In addition to meeting the graduation, attendance, and test-participation targets, Pennsylvania schools had to meet academic targets. They had to show that 35 percent of students overall, and in such subgroups as low-income or minority students, scored “proficient” or better on state mathematics tests. The goal was 45 percent in reading. Those targets escalate until 2014, when the federal law requires 100 percent of students to reach proficiency.
About one-quarter of the schools that didn’t make AYP appealed the state’s determination. Sixty-eight percent of the appeals were granted. Eighty-five percent of the successful appeals were granted because of corrections or updates in data.
In addition to granting appeals, the state’s adjustments to data, such as rounding up totals from 94.5 percent to 95 percent, expanded the pool of schools making adequate progress.
On Pennsylvania’s first list, 49 percent of its 2,786 public schools were found to have met the AYP bar. On its second list, 61 percent did—a 26 percent increase in the number of schools deemed to be meeting the requirements.
Appeals are changing other states’ lists as well, but the degree and reasons vary. Minnesota’s first list showed 85 percent of its schools making AYP; on its second list, that figure rose to 92 percent. Most changes were due to data corrections.
In Montana, 13 percent of schools not making AYP appealed, and 29 percent of the appeals—for seven schools in all—were granted. Those appeals, combined with the state’s own review of some schools’ data, expanded Montana’s list of schools making adequate progress by 9 percent.
Most changes involved schools that had made enough academic progress to qualify for AYP under the law’s “safe harbor” provision, said state education department spokesman Joe Lamson. That provision allows schools to make AYP despite one lagging subgroup, as long as that subgroup is improving sufficiently.
‘Glitches and Confusion’
Pennsylvania Secretary of Education Vicki L. Phillips said her department learned a lot from the process and believes the department can minimize the number of appeals next year, in part by managing timelines so schools have the most recent attendance, graduation, and test-score data as early as possible.
Pennsylvania’s difficulty with obtaining correct and timely data is echoing in other states, said Terri Duggan Schwartzbeck, a policy analyst who is tracking AYP implementation for the American Association of School Administrators, an Arlington, Va.-based group that represents district superintendents.
“A lot of states are working out data issues,” she said. “This is very much a numbers game, and states have different infrastructures for dealing with that.”
One Florida school, Ms. Schwartzbeck said, appealed its status because one student who was flagged as failing a state test no longer attended the school.
William J. Erpenbach, a Madison, Wis.-based consultant who reviewed many states’ AYP plans for the U.S. Department of Education, said he was troubled that the federal department hadn’t imposed greater uniformity on how states conduct their appeals processes.
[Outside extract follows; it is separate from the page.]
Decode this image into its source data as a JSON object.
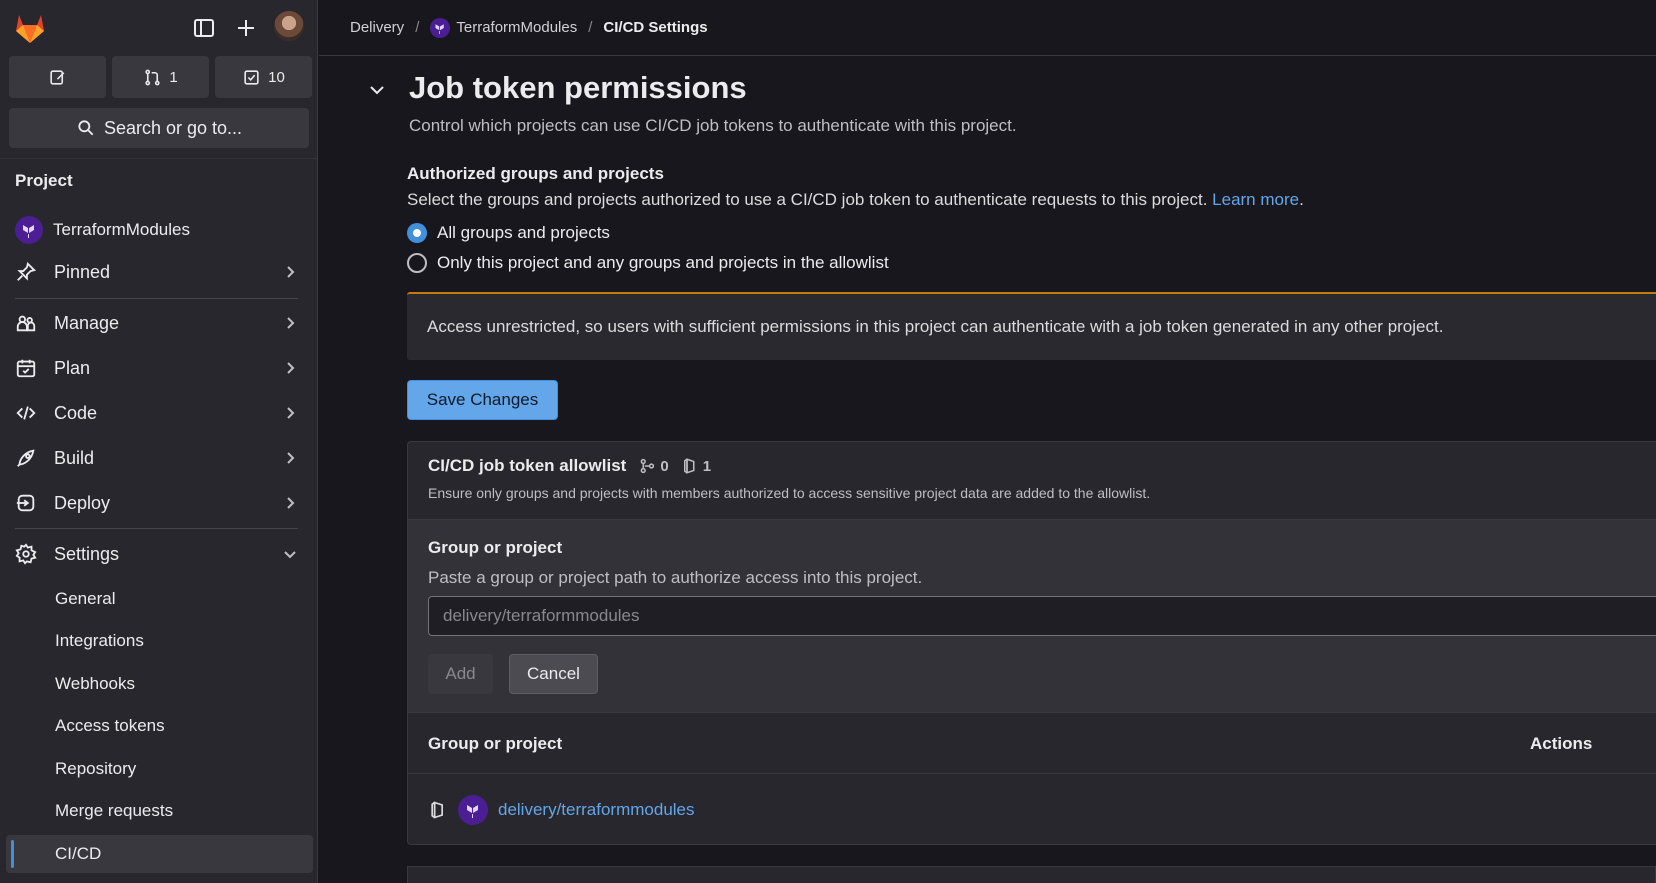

Some states have a “good, objective, systematic process,” he said, and others “have almost nothing.”
The federal department, he added, “really didn’t seem to challenge this part.”
Ronald J. Tomalis, the federal Education Department’s acting assistant secretary for elementary and secondary education, said that states need flexibility in setting up and applying their No Child Left Behind systems.
But appeals processes must deliver “consistent and reasoned decisions” in accord with their state plans and with the federal law, he said. The department will look at those processes as part of its monitoring of the Title I aid program for disadvantaged students, he said.
Jack F. Jennings, the director of the Center on Education Policy, a Washington research group, said schools have not begun to feel the heat in this first year that they will in subsequent years.
“This is the year of glitches and confusion,” he said. “Next year is the year of real consequences.”